Task description = A complete, exact retyping of the data below is required.
+++ Material for this exercise
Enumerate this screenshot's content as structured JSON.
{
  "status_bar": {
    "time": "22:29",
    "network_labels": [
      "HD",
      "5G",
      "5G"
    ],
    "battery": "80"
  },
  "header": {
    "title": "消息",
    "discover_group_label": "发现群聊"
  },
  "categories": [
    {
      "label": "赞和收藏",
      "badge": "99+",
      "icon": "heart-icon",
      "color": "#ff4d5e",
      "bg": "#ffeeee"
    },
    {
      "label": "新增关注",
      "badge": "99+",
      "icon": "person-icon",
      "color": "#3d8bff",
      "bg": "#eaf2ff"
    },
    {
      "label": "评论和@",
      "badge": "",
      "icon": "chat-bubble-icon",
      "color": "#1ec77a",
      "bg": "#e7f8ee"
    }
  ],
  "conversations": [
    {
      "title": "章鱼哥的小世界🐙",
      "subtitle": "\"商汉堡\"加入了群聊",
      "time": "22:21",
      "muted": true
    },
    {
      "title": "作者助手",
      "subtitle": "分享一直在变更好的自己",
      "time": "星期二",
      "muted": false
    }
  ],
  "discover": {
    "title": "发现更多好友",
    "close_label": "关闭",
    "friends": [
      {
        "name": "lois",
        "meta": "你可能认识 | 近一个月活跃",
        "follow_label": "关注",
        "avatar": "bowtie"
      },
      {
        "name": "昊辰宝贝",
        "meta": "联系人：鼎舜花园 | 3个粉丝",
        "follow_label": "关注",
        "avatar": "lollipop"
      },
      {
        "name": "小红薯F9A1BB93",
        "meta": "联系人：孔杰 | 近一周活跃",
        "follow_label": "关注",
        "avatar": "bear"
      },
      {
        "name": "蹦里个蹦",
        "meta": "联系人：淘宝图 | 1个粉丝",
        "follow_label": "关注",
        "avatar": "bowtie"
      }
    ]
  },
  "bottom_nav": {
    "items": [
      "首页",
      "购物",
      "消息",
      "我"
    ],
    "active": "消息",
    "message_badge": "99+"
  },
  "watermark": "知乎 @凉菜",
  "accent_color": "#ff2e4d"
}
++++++
Task answer =
Enumerate this screenshot's content as structured JSON.
{
  "status_bar": {
    "time": "22:29",
    "network_labels": [
      "HD",
      "5G",
      "5G"
    ],
    "battery": "80"
  },
  "header": {
    "title": "消息",
    "discover_group_label": "发现群聊"
  },
  "categories": [
    {
      "label": "赞和收藏",
      "badge": "99+",
      "icon": "heart-icon",
      "color": "#ff4d5e",
      "bg": "#ffeeee"
    },
    {
      "label": "新增关注",
      "badge": "99+",
      "icon": "person-icon",
      "color": "#3d8bff",
      "bg": "#eaf2ff"
    },
    {
      "label": "评论和@",
      "badge": "",
      "icon": "chat-bubble-icon",
      "color": "#1ec77a",
      "bg": "#e7f8ee"
    }
  ],
  "conversations": [
    {
      "title": "章鱼哥的小世界🐙",
      "subtitle": "\"商汉堡\"加入了群聊",
      "time": "22:21",
      "muted": true
    },
    {
      "title": "作者助手",
      "subtitle": "分享一直在变更好的自己",
      "time": "星期二",
      "muted": false
    }
  ],
  "discover": {
    "title": "发现更多好友",
    "close_label": "关闭",
    "friends": [
      {
        "name": "lois",
        "meta": "你可能认识 | 近一个月活跃",
        "follow_label": "关注",
        "avatar": "bowtie"
      },
      {
        "name": "昊辰宝贝",
        "meta": "联系人：鼎舜花园 | 3个粉丝",
        "follow_label": "关注",
        "avatar": "lollipop"
      },
      {
        "name": "小红薯F9A1BB93",
        "meta": "联系人：孔杰 | 近一周活跃",
        "follow_label": "关注",
        "avatar": "bear"
      },
      {
        "name": "蹦里个蹦",
        "meta": "联系人：淘宝图 | 1个粉丝",
        "follow_label": "关注",
        "avatar": "bowtie"
      }
    ]
  },
  "bottom_nav": {
    "items": [
      "首页",
      "购物",
      "消息",
      "我"
    ],
    "active": "消息",
    "message_badge": "99+"
  },
  "watermark": "知乎 @凉菜",
  "accent_color": "#ff2e4d"
}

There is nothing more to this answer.